I'm an Assistant Professor in the English Department at the University of Pittsburgh, where I teach courses in literacy, composition and technology. I received my PhD from the Composition & Rhetoric program at the University of Wisconsin-Madison Department of English. My dissertation, From Literacy to Proceduracy: Computer Code Writing in Historical Context, argued that the historical and social perspective of New Literacy Studies can help us understand current contexts for computer programming. I'm currently revising my dissertation into a book.

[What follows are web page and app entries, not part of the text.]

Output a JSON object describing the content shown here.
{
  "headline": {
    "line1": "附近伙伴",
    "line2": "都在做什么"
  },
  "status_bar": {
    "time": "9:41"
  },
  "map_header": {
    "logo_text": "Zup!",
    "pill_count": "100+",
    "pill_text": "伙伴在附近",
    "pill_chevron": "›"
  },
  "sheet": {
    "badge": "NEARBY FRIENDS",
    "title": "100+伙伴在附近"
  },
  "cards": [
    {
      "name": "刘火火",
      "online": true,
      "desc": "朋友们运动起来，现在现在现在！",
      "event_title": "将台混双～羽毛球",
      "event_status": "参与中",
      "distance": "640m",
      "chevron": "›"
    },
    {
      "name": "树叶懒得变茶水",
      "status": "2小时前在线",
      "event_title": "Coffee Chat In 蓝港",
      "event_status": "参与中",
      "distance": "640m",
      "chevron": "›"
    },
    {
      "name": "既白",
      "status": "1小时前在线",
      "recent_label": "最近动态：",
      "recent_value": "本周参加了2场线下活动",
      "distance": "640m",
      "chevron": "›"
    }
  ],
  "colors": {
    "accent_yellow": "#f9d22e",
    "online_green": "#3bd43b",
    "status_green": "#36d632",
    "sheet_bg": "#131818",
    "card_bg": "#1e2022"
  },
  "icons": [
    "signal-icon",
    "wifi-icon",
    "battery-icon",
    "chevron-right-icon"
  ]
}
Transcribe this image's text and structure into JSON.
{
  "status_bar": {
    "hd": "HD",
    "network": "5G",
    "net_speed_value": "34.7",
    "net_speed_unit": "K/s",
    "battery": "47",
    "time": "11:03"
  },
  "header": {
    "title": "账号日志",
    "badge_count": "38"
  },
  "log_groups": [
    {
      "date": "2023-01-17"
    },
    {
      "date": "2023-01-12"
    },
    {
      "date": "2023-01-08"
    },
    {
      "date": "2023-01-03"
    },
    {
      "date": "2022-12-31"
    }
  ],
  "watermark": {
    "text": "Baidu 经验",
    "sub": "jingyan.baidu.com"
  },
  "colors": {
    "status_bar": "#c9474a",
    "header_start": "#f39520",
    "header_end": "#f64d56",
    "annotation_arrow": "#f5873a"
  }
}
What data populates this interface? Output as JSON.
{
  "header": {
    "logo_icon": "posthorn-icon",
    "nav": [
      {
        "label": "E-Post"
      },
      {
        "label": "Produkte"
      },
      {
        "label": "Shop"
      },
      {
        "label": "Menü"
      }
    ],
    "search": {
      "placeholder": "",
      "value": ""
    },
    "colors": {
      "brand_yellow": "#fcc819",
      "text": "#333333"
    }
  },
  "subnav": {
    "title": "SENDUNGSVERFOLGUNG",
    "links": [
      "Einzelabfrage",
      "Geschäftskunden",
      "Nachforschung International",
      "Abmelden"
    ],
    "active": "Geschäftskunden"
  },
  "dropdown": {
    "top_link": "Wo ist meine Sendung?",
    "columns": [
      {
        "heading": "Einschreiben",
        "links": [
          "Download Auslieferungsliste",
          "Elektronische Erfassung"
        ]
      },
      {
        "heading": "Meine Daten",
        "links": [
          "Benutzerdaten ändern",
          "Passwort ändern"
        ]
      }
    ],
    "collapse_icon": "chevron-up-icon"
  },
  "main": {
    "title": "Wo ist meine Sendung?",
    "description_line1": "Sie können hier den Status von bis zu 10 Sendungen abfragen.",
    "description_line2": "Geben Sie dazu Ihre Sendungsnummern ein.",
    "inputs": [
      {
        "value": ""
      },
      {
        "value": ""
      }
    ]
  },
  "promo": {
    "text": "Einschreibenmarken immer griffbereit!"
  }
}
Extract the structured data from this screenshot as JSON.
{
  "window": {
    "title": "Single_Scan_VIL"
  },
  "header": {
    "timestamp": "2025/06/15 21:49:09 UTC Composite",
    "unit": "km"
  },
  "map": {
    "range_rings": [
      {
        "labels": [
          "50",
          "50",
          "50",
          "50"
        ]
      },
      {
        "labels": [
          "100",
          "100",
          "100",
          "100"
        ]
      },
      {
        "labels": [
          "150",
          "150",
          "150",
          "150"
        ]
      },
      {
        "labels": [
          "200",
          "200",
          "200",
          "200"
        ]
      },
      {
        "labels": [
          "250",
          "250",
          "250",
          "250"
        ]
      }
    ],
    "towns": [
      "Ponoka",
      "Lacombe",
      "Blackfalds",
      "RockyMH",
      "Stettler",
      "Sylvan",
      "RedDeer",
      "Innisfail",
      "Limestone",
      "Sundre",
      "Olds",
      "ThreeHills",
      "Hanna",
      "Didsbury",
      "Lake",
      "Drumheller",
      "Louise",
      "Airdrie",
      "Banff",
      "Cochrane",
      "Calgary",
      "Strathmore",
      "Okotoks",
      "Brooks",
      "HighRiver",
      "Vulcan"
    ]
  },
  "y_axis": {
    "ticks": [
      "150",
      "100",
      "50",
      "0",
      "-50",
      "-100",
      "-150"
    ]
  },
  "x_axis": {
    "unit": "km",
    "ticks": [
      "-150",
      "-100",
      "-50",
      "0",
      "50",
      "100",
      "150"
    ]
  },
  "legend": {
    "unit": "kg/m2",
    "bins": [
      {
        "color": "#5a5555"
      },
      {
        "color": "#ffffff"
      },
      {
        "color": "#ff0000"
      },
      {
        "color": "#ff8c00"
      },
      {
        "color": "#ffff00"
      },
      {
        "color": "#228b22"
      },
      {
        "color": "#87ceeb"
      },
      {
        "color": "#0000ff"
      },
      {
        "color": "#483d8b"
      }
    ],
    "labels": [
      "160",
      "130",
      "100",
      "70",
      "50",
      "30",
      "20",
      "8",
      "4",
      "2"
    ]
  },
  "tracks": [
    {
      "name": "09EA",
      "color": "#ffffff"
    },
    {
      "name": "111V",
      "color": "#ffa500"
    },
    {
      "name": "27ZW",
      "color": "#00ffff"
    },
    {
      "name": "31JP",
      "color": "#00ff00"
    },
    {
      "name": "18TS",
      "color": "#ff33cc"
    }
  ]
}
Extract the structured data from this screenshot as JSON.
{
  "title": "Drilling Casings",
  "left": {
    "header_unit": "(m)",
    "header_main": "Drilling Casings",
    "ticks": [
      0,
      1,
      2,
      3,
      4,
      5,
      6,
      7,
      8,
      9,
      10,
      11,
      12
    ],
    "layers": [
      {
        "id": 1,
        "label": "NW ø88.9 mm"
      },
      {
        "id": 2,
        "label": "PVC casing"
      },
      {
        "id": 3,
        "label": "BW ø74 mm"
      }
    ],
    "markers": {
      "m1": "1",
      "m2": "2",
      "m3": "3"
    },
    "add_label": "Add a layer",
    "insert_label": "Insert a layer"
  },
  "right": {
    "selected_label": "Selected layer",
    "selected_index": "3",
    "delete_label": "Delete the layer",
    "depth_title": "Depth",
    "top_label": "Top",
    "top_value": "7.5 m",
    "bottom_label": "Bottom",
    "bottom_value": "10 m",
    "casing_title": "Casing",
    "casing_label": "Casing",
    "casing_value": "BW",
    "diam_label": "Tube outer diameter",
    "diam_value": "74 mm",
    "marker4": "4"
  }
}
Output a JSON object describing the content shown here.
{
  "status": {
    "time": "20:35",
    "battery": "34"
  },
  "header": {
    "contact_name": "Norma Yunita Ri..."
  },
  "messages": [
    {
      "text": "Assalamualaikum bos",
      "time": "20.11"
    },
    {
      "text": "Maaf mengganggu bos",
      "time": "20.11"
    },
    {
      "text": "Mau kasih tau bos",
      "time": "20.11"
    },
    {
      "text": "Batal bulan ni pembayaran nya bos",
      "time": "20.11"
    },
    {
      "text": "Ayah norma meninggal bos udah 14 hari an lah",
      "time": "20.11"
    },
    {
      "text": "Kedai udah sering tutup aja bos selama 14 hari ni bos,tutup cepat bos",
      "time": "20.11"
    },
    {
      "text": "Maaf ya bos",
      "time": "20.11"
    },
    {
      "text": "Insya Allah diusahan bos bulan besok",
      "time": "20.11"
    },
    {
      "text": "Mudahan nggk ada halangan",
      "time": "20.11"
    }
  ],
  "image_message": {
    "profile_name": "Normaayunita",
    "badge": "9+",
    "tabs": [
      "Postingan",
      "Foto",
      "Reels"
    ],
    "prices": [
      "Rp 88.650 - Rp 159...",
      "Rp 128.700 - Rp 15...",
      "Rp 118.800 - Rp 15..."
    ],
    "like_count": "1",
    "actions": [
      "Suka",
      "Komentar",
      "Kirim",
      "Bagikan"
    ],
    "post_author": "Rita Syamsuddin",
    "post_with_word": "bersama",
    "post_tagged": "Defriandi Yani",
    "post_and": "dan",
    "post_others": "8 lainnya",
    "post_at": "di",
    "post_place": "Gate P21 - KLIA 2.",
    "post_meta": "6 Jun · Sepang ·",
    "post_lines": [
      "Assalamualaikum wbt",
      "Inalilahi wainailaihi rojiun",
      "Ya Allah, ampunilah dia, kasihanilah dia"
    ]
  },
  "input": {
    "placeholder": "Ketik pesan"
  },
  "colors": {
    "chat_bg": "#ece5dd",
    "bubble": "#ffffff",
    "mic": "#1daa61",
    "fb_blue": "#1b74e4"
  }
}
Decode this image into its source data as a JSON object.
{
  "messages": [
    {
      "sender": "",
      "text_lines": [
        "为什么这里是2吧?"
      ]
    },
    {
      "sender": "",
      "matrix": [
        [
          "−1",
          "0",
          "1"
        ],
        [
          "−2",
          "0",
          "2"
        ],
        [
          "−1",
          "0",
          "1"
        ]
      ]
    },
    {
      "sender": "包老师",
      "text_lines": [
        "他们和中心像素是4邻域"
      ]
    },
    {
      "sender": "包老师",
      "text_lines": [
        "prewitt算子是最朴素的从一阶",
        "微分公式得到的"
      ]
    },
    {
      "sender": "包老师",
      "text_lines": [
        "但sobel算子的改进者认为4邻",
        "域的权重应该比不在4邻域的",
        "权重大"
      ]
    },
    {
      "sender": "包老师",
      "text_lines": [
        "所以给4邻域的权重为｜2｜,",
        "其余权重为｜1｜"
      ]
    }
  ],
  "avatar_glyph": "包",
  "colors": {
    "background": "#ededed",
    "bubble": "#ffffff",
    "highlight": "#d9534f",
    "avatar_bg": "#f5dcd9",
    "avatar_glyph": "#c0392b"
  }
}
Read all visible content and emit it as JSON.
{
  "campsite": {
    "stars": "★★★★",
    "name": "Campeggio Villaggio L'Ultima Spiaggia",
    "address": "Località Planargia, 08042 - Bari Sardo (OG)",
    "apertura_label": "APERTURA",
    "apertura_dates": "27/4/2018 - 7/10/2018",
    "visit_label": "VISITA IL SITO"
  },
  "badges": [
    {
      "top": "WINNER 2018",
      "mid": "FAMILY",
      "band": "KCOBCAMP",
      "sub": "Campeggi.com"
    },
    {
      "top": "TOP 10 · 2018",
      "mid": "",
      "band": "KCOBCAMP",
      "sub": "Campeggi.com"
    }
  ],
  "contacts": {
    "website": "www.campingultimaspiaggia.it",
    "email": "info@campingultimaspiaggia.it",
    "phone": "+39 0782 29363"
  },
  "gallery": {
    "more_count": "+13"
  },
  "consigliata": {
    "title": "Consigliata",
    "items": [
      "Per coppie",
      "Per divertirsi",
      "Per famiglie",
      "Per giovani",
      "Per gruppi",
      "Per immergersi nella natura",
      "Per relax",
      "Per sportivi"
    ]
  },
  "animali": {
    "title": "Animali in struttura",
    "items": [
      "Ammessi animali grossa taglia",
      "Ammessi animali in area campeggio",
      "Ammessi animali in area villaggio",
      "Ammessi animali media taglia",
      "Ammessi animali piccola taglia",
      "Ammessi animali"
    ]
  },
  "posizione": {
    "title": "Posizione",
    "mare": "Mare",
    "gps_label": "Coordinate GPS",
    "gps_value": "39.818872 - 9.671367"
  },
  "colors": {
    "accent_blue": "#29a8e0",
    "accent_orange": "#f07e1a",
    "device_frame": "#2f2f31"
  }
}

My research frames computer programming as a kind of literacy. Like textual literacy, the literacy of code-writing (what I call proceduracy) relies on an inscription system that is shaped by technical and social constraints and affordances. I argue that we can understand more about the benefits of and obstacles to the diffusion of proceduracy by looking at the history and practices of textual literacy. My research also explores how intellectual property law, particularly software patent law, impacts computational composition.
My teaching style reflects my research interest in new media writing and online genres. I often use blogs to teach writing. Students also explore composition in images, text, video and sound in projects for my courses.
Before graduate school, I was a high school teacher, a secretary at a commercial game company, and an editor on scientific manuscripts and grants for a psychiatry / neuroscience lab that does sleep research. I continued that editing work in graduate school and have also worked with legal papers and dissertations on particle physics. I like reading about science and technology and I spent a lot of time online.
If you'd like to contact me, please email me at email@example.com or find me on twitter as @anetv.